This is the blog post where I explain my name! Now maybe I’ll just be able to tell people to look it up here instead of having to explain it in person…This post was brought about as a result of a Geneablogger Prompt. Geneablogger gives prompts to write from every day (from what I can tell) and in honor of National Women’s History month all of their prompts in March are related to the female members of our families. The prompt from March 3 says — Do you share a first name with one of your female ancestors? Perhaps you were named for your great-grandmother, or your name follows a particular naming pattern. If not, then list the most unique or unusual female first name you’ve come across in your family tree.
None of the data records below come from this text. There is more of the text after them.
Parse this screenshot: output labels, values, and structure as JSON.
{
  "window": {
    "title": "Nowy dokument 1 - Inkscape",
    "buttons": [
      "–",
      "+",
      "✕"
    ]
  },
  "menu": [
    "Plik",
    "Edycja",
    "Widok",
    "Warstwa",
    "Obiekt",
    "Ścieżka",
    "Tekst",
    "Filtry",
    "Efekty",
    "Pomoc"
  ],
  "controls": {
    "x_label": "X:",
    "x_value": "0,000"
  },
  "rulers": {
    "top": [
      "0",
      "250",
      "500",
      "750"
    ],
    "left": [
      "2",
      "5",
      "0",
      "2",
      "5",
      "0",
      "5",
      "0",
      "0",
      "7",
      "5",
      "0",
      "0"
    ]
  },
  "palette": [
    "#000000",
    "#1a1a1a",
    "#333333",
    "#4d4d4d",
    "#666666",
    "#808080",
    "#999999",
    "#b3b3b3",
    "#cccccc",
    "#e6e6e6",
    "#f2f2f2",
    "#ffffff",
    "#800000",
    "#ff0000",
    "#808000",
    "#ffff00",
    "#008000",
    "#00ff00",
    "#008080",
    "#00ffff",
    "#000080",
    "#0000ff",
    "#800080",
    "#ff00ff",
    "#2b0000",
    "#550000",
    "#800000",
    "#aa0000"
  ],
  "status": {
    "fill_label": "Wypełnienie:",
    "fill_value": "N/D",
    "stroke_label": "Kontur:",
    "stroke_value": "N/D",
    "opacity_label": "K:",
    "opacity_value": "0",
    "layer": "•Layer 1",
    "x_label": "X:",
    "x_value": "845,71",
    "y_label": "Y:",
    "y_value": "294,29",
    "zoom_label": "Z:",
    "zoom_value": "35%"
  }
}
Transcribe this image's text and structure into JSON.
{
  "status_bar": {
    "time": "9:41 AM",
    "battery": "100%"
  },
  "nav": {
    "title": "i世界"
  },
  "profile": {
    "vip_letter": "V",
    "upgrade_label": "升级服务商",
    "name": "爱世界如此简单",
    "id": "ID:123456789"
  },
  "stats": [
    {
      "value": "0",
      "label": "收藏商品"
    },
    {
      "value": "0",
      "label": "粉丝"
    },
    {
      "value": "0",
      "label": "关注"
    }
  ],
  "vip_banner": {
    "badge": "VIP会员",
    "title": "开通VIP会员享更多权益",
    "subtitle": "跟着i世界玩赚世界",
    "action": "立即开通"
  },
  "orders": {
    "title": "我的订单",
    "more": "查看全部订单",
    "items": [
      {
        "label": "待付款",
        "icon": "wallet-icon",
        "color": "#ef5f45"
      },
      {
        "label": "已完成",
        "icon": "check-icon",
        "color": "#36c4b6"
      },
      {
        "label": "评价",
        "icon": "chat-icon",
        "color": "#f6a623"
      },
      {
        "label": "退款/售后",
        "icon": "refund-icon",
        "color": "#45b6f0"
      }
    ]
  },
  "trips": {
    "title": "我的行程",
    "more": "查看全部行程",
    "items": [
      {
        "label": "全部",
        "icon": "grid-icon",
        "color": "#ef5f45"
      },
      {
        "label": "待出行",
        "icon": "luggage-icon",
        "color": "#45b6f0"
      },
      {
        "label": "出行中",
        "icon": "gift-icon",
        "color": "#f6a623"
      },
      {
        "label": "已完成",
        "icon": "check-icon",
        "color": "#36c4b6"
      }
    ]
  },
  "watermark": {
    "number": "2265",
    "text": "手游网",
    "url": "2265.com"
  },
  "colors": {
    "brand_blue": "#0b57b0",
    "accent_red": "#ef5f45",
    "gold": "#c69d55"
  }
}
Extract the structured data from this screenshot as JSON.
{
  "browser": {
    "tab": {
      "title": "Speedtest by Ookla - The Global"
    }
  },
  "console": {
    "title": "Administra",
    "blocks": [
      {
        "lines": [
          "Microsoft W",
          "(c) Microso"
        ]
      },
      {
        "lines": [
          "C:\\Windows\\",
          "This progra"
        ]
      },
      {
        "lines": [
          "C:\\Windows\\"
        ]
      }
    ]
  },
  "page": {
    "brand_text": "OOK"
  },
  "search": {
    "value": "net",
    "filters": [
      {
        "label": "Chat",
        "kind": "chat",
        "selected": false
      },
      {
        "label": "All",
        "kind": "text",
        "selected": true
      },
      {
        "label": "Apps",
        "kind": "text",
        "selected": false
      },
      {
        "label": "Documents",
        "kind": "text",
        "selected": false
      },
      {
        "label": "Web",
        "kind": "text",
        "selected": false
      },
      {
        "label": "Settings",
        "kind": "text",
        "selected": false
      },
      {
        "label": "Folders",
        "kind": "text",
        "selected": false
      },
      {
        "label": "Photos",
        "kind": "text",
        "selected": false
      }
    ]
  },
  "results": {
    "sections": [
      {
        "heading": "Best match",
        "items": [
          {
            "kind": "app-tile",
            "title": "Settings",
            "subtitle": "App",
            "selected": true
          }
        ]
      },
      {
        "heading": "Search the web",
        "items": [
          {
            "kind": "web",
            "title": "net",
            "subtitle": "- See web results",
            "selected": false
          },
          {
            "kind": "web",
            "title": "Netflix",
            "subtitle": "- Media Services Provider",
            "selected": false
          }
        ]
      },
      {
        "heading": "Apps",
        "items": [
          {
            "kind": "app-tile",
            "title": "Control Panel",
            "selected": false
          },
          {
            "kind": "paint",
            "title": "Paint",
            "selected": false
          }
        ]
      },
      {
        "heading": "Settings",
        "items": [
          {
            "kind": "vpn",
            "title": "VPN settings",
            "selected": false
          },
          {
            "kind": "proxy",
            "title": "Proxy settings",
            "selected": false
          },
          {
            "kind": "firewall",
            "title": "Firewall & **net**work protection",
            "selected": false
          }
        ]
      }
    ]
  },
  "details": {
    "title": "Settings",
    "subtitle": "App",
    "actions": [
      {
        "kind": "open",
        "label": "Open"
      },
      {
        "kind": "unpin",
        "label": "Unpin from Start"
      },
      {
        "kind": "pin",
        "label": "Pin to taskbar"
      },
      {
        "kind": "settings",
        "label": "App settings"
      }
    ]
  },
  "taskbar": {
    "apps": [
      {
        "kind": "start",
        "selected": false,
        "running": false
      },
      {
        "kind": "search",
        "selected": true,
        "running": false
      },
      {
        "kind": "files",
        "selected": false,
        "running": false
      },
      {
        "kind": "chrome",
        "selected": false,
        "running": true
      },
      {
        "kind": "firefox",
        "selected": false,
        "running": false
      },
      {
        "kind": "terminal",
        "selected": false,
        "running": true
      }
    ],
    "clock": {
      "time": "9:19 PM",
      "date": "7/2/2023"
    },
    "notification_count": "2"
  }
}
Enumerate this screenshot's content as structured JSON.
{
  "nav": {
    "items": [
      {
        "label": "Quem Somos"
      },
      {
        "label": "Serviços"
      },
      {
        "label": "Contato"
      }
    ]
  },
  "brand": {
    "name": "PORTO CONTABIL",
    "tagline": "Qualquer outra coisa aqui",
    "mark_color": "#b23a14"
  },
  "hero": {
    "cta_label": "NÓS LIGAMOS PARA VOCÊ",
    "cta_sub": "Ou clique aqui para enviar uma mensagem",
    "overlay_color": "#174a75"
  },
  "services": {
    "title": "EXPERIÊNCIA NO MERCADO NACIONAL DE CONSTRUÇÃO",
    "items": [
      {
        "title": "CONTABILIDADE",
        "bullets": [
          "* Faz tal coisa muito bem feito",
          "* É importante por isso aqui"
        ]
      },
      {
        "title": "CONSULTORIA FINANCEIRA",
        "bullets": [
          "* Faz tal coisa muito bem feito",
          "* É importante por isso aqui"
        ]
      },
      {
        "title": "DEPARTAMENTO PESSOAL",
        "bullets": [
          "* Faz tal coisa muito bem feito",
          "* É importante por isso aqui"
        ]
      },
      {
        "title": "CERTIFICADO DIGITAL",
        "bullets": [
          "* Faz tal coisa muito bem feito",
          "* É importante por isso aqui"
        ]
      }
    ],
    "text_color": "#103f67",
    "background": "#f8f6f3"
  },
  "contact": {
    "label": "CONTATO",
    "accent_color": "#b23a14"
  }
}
I say an enthusiastic YES to all of the above. My sisters and I are all named after grandmothers, or great-grandmother in my case. My great-grandmother was named Dorcas Overton Giles and apparently she used to call herself a DOG as a joke (because of her initials). When she got married she became Dorcas Giles Linch. Dorcas, or Dee, as everyone in our family called her, was still alive when I was born, but I still got her fabulous name. Dorcas Giles. Since Dee was still alive and they didn’t want to confuse little me I was, and still am unless I REALLY like you, called Giles. As a side note, being called Giles is especially entertaining when I visit the UK. They expect me to be a boy. 🙂 Anyway, I managed to make it through middle school and high school without permanent scars from a bit of name teasing. I made it all the way to college where I was performing in a musical and Shirley Jones was visiting the school and I happened to get to meet her. To make a long conversation short she told me to NEVER change my name. Dorcas Giles is so unique and my maiden name could sound exotic, depending on how anyone decides to pronounce it. So I kept it. I kept it ALL. Even after I got married to this guy from Michigan with tons of German heritage. I’ve got four names, which is incredibly confusing to my Master’s degree program advisors, but I love them. I just wish I had gotten to know my namesake a little better.